• ABOUT THIS EXERCISE: Copy, from the data below, every line that has "value" in it.

= Beginning of Section =

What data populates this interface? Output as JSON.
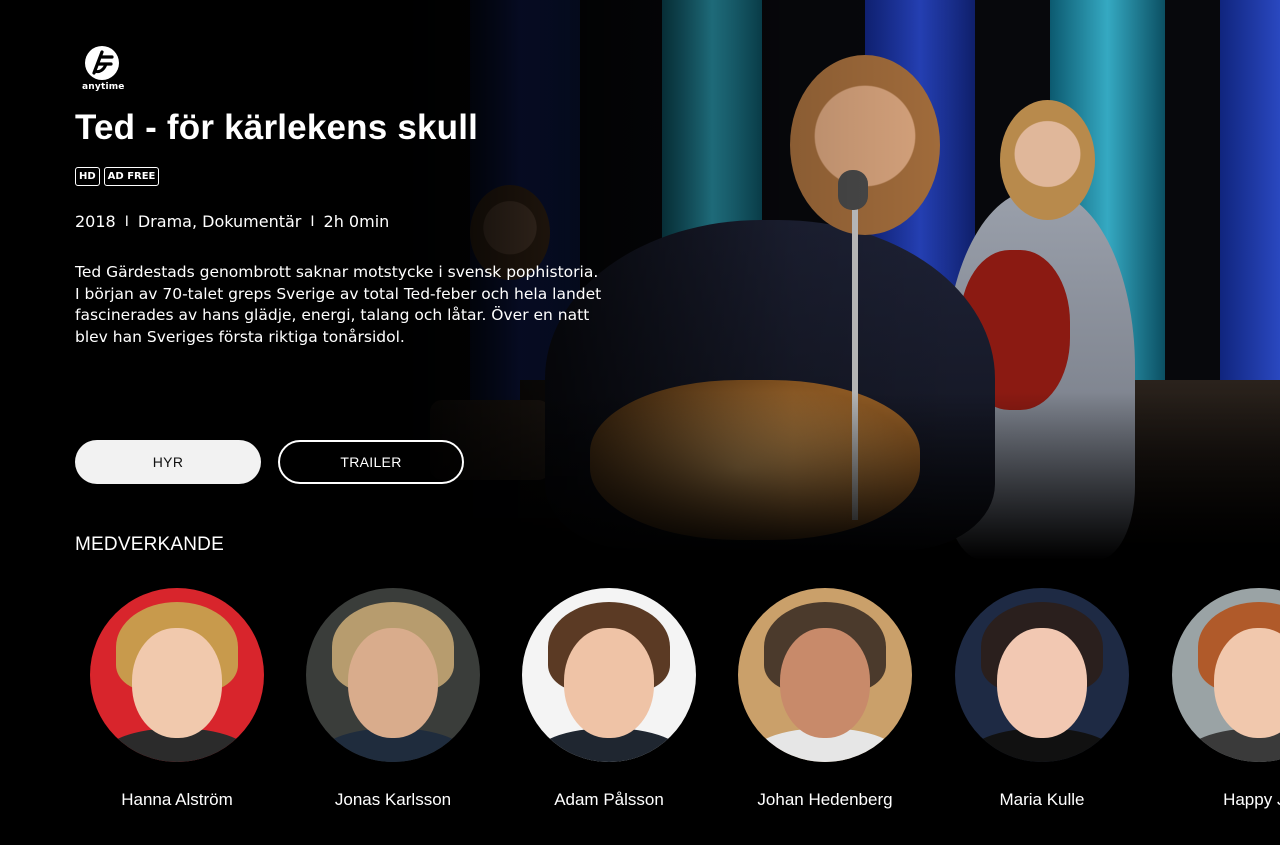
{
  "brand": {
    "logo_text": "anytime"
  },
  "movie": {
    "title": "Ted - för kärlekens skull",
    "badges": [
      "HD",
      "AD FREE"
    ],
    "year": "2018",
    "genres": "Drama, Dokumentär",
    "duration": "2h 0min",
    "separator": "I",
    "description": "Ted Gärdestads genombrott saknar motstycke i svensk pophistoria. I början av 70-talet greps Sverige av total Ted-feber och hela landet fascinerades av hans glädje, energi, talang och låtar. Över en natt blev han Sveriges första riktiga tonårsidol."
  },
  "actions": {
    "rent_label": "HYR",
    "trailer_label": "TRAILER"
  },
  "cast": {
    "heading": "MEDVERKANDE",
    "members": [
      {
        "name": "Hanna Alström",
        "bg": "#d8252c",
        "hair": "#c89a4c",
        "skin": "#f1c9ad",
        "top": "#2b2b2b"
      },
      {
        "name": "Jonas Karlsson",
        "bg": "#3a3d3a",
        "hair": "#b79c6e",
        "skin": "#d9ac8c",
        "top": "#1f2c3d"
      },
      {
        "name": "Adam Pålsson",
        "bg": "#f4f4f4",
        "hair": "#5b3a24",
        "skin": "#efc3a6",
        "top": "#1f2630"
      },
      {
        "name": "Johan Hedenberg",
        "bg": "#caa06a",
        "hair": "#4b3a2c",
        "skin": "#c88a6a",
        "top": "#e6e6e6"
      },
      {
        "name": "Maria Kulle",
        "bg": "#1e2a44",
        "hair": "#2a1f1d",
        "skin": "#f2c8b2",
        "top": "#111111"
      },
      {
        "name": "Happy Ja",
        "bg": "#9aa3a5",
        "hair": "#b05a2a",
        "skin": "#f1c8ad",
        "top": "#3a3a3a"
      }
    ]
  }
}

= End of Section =
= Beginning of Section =

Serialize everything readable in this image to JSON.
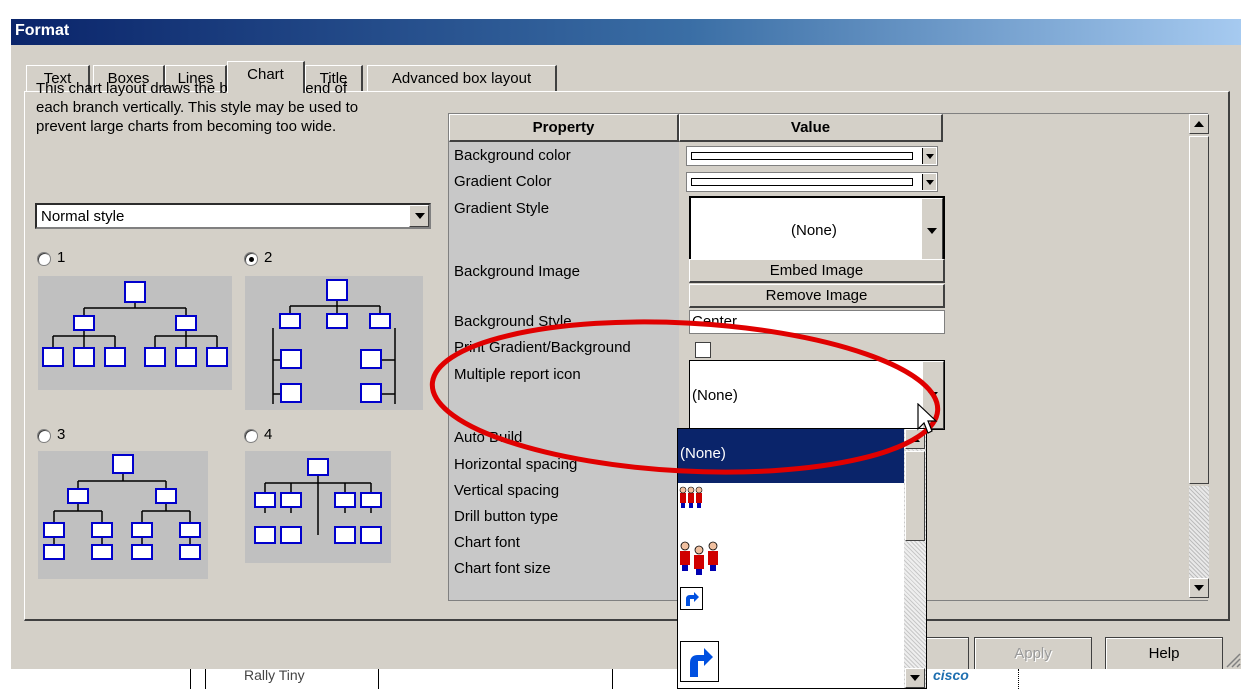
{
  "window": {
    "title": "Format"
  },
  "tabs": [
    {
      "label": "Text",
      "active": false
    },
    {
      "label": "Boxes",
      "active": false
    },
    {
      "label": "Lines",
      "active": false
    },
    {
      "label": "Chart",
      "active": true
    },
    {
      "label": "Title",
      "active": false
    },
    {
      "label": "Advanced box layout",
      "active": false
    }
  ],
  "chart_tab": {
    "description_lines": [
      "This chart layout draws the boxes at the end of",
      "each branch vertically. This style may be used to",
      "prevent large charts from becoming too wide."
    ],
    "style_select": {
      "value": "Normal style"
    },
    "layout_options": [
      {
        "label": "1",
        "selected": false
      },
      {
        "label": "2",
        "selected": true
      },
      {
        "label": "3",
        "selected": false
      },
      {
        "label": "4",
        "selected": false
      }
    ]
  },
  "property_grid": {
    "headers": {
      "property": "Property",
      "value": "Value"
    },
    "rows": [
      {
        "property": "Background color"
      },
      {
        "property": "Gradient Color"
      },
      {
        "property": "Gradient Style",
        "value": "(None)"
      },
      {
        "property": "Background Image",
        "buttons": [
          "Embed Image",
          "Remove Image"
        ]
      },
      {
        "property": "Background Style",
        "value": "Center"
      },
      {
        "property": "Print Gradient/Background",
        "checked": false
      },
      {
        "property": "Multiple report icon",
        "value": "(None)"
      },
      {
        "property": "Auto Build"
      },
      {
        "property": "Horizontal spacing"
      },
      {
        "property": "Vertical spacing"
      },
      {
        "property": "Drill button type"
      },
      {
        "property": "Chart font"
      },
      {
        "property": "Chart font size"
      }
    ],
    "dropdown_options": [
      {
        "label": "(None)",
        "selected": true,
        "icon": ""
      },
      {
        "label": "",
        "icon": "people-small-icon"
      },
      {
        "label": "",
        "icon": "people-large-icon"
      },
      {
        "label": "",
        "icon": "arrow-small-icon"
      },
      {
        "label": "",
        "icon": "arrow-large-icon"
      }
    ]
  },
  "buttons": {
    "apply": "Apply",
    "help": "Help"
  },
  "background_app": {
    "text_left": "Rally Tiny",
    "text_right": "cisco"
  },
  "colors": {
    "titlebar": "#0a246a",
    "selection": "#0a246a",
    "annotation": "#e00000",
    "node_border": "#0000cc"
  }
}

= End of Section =

• ANSWER FOR THE TASK:
      "value": "Normal style"
      "value": "Value"
        "value": "(None)"
        "value": "Center"
        "value": "(None)"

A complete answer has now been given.